Lusztig received an academic scholarship at Cal Lutheran that will cover about half of his expenses. Cal Lutheran’s baseball team won the national championship in NCAA Division III in 2017. It plays in the Southern California Intercollegiate Athletic Conference.
Lusztig didn’t play a great deal at the start of his freshman season at MPC but was the team’s starting second baseman by the end of his sophomore season.
Lusztig learned about MPC from the son of one of his high school coaches.
“I came down here during my senior year in high school,” Lusztig says. “Monterey Peninsula is one of the most beautiful places I’ve ever been.”
College baseball is not big in his native Canada.

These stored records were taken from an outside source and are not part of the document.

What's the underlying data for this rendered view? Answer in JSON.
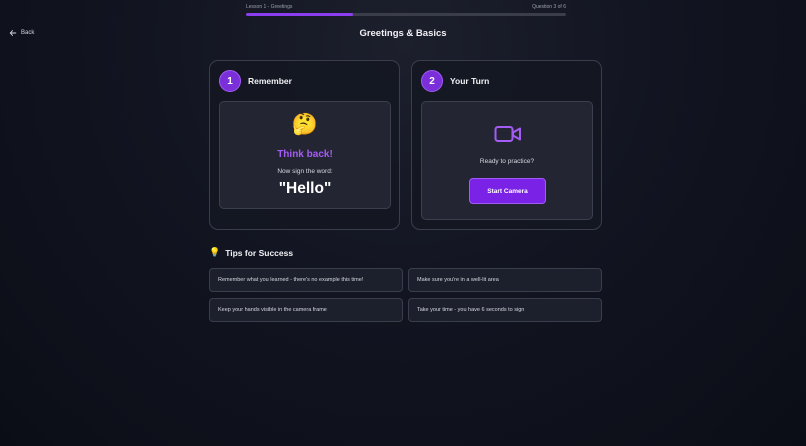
{
  "progress": {
    "lesson_label": "Lesson 1 - Greetings",
    "question_label": "Question 3 of 6",
    "fraction": 0.333
  },
  "nav": {
    "back_label": "Back"
  },
  "page": {
    "title": "Greetings & Basics"
  },
  "remember_card": {
    "step": "1",
    "title": "Remember",
    "emoji": "🤔",
    "headline": "Think back!",
    "instruction": "Now sign the word:",
    "word": "\"Hello\""
  },
  "turn_card": {
    "step": "2",
    "title": "Your Turn",
    "icon": "video-camera-icon",
    "prompt": "Ready to practice?",
    "button_label": "Start Camera"
  },
  "tips": {
    "icon": "💡",
    "title": "Tips for Success",
    "items": [
      "Remember what you learned - there's no example this time!",
      "Make sure you're in a well-lit area",
      "Keep your hands visible in the camera frame",
      "Take your time - you have 6 seconds to sign"
    ]
  },
  "colors": {
    "accent": "#7a22e6",
    "accent_text": "#a55cf5",
    "background": "#121521"
  }
}
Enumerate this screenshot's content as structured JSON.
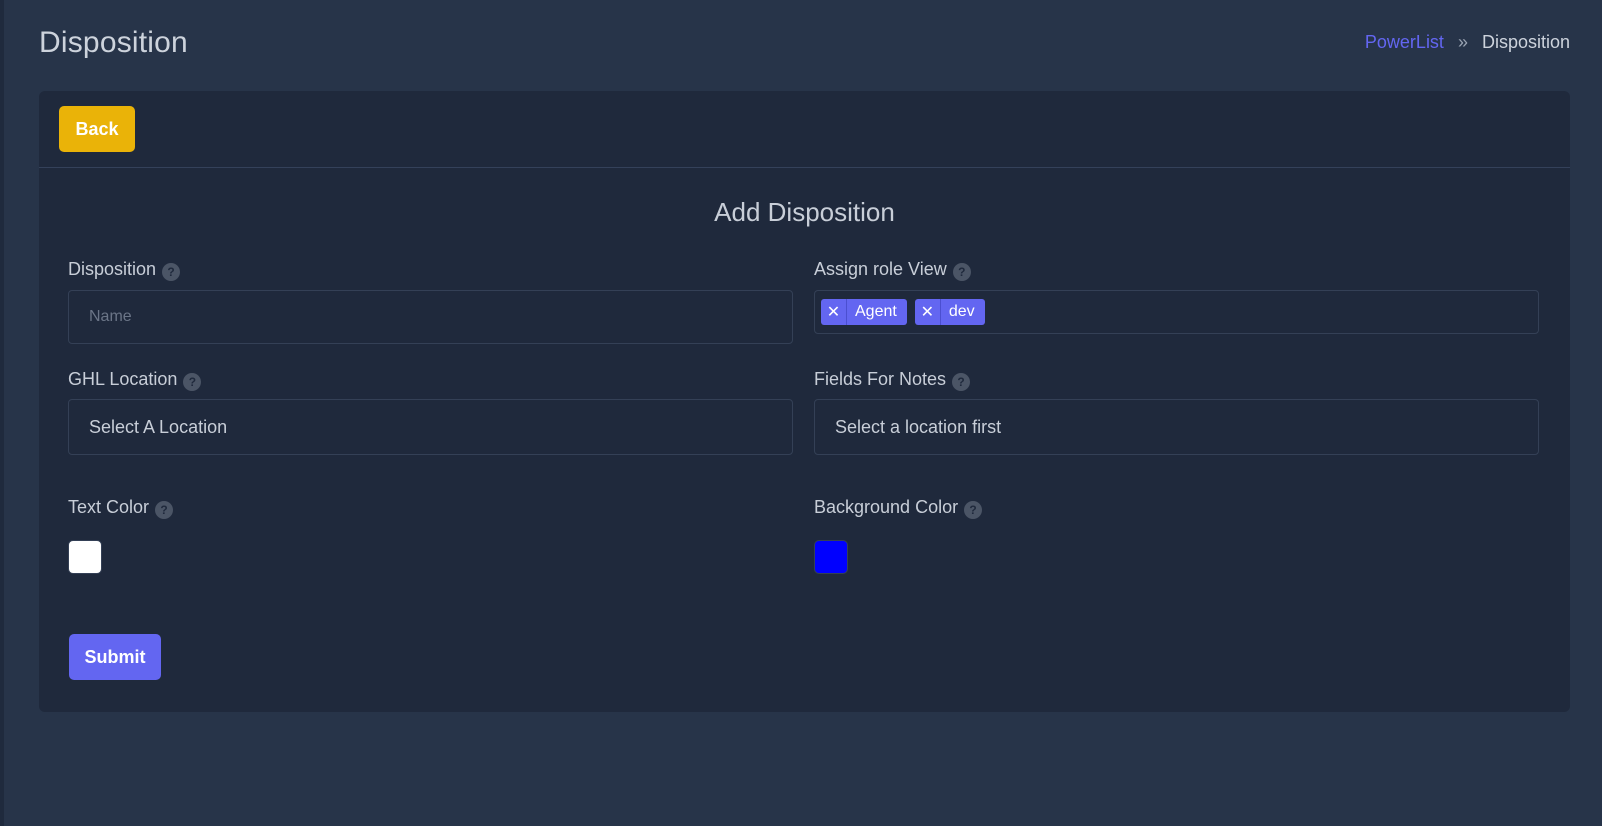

Powers and Lusztig became the second pair of MPC teammates to earn statewide academic honors during the recently concluded school year. Basketball players Alyssa Rivera and Marielle Tuazon were selected to the California Community College Women’s Basketball Coaches Association (CCCWBCA) 2017-18 Academic All-State Team.
How do Powers and Lusztig assess Coach Phillips after two seasons playing under his tutelage?
“He was a very honest coach. He says it like it is. He know his players well. He knows the game well. He knows how to make the players better. He’s not trying to be your friend. He’s your coach.”
“He’s definitely a very good coach. He really cares about his players. I definitely enjoyed playing for him. He establishes a good relationship with his players. He definitely understands the mind of a college athlete. He really doesn’t mess around and he sticks to business. You’re there for a purpose and to get your job done.”
While Powers had grown up on the Monterey Peninsula, Lusztig journeyed more than 1,000 miles down the West Coast from British Columbia to attend MPC.“MPC is definitely the best decision I have ever made,” Lusztig says. “ I established so many great connections. The teachers are very passionate, and Phillips is one of the best coaches in junior college.”